*WHAT THE TASK ASKS*
In the records, each line holding "with" must be reported.
DATA TO USE below:
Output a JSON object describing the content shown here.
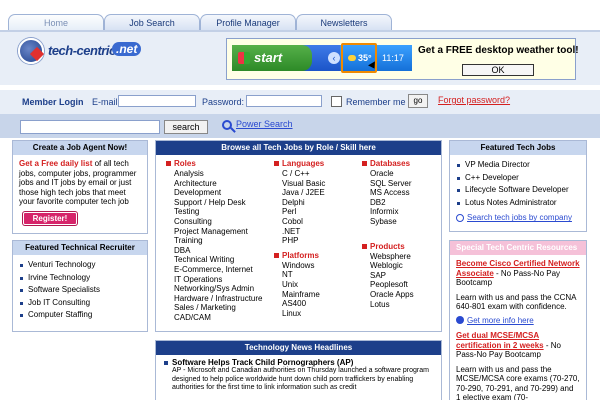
{
  "tabs": [
    {
      "label": "Home"
    },
    {
      "label": "Job Search"
    },
    {
      "label": "Profile Manager"
    },
    {
      "label": "Newsletters"
    }
  ],
  "logo": {
    "text": "tech-centric",
    "tld": ".net"
  },
  "promo": {
    "start_label": "start",
    "temperature": "35°",
    "time": "11:17",
    "headline": "Get a FREE desktop weather tool!",
    "ok_label": "OK"
  },
  "login": {
    "member_login": "Member Login",
    "email_label": "E-mail:",
    "password_label": "Password:",
    "remember_label": "Remember me",
    "go_label": "go",
    "forgot_label": "Forgot password?"
  },
  "search": {
    "button_label": "search",
    "power_search": "Power Search"
  },
  "job_agent": {
    "title_prefix": "Create a Job Agent",
    "title_now": "Now!",
    "red_text": "Get a Free daily list",
    "body": " of all tech jobs, computer jobs, programmer jobs and IT jobs by email or just those high tech jobs that meet your favorite computer tech job",
    "register_label": "Register!"
  },
  "recruiter": {
    "title": "Featured Technical Recruiter",
    "items": [
      "Venturi Technology",
      "Irvine Technology",
      "Software Specialists",
      "Job IT Consulting",
      "Computer Staffing"
    ]
  },
  "browse": {
    "title": "Browse all Tech Jobs by Role / Skill here",
    "roles": {
      "head": "Roles",
      "items": [
        "Analysis",
        "Architecture",
        "Development",
        "Support / Help Desk",
        "Testing",
        "Consulting",
        "Project Management",
        "Training",
        "DBA",
        "Technical Writing",
        "E-Commerce, Internet",
        "IT Operations",
        "Networking/Sys Admin",
        "Hardware / Infrastructure",
        "Sales / Marketing",
        "CAD/CAM"
      ]
    },
    "languages": {
      "head": "Languages",
      "items": [
        "C / C++",
        "Visual Basic",
        "Java / J2EE",
        "Delphi",
        "Perl",
        "Cobol",
        ".NET",
        "PHP"
      ]
    },
    "platforms": {
      "head": "Platforms",
      "items": [
        "Windows",
        "NT",
        "Unix",
        "Mainframe",
        "AS400",
        "Linux"
      ]
    },
    "databases": {
      "head": "Databases",
      "items": [
        "Oracle",
        "SQL Server",
        "MS Access",
        "DB2",
        "Informix",
        "Sybase"
      ]
    },
    "products": {
      "head": "Products",
      "items": [
        "Websphere",
        "Weblogic",
        "SAP",
        "Peoplesoft",
        "Oracle Apps",
        "Lotus"
      ]
    }
  },
  "news": {
    "title": "Technology News Headlines",
    "headline": "Software Helps Track Child Pornographers (AP)",
    "body": "AP - Microsoft and Canadian authorities on Thursday launched a software program designed to help police worldwide hunt down child porn traffickers by enabling authorities for the first time to link information such as credit"
  },
  "featured_jobs": {
    "title": "Featured Tech Jobs",
    "items": [
      "VP Media Director",
      "C++ Developer",
      "Lifecycle Software Developer",
      "Lotus Notes Administrator"
    ],
    "search_link": "Search tech jobs by company"
  },
  "resources": {
    "title": "Special Tech Centric Resources",
    "item1_link": "Become Cisco Certified Network Associate",
    "item1_suffix": " - No Pass-No Pay Bootcamp",
    "item1_body": "Learn with us and pass the CCNA 640-801 exam with confidence.",
    "item1_more": "Get more info here",
    "item2_link": "Get dual MCSE/MCSA certification in 2 weeks",
    "item2_suffix": " - No Pass-No Pay Bootcamp",
    "item2_body": "Learn with us and pass the MCSE/MCSA core exams (70-270, 70-290, 70-291, and 70-299) and 1 elective exam (70-"
  }
}
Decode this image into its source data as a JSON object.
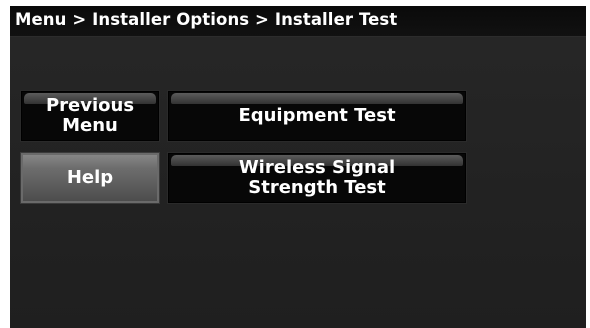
{
  "breadcrumb": {
    "text": "Menu > Installer Options > Installer Test"
  },
  "buttons": {
    "previous_menu": "Previous\nMenu",
    "help": "Help",
    "equipment_test": "Equipment Test",
    "wireless_signal_test": "Wireless Signal\nStrength Test"
  },
  "colors": {
    "background": "#242424",
    "header": "#0d0d0d",
    "button_dark": "#070707",
    "button_highlight": "#6a6a6a",
    "button_light": "#6d6d6d",
    "text": "#ffffff"
  }
}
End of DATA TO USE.
*FINISHED EXERCISE*
    "item1_body": "Learn with us and pass the CCNA 640-801 exam with confidence.",
    "item2_body": "Learn with us and pass the MCSE/MCSA core exams (70-270, 70-290, 70-291, and 70-299) and 1 elective exam (70-"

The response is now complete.